  • Generally, within a few days, your body may start to heal itself by “peeling” the top layer of damaged skin; you will generally also experience itching. After peeling, your skin may temporarily have an irregular colour and pattern.
  • A bad sunburn may take several days or longer to heal.
  • When to see a doctor such as Doctors on Call

See your doctor if the sunburn:

  • Is blistering and covers a large portion of your body
  • Is accompanied by a high fever, extreme pain, headache, confusion, nausea or chills
  • Is accompanied by dry mouth, thirst, reduced urination, dizziness, and fatigue, which are signs of dehydration
  • Doesn’t improve within a few days

Also, seek medical care if you notice signs or symptoms of an infection. These include:

  • Increasing pain and tenderness
  • Increasing swelling
  • Yellow drainage (pus) from an open blister
  • Red streaks leading away from the open blister

Doctors-on-Call, your house-call-doctor service, are able to advise & assist you with the treatment of sunburn and sunburn related complications

It is a good idea to have a ‘house call doctor’ like Doctors-on-Call  number at hand, especially if you or anyone in your family are suffering from some of the more severe sunburn related symptoms & risk factors discussed above

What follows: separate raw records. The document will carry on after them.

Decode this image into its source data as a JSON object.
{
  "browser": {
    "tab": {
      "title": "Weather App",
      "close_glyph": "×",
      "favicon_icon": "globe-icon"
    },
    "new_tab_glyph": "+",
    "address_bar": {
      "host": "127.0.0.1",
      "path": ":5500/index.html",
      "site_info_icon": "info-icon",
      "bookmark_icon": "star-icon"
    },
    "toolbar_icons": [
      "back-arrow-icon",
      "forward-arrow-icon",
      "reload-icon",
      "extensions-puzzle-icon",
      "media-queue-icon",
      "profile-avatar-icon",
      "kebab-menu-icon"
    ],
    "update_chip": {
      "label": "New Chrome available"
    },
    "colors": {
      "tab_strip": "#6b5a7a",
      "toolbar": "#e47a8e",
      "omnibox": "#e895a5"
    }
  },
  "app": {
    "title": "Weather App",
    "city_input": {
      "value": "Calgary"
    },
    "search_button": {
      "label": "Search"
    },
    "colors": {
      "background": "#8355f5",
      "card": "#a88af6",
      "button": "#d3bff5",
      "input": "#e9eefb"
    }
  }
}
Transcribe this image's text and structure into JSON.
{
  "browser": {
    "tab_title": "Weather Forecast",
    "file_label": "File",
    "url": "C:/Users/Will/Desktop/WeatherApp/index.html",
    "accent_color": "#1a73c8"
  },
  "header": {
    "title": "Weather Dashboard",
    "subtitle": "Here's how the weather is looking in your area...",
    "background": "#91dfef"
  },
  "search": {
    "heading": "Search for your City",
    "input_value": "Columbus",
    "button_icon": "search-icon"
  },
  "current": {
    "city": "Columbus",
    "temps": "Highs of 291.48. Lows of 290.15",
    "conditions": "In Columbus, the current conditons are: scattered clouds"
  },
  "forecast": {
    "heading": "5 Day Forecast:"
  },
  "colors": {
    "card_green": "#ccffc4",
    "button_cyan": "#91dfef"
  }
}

Timeous and effective treatment of sunburn symptoms is crucial to ensure the appropriate relief and precautionary measures are taken, as well as to lower the likelihood of serious complications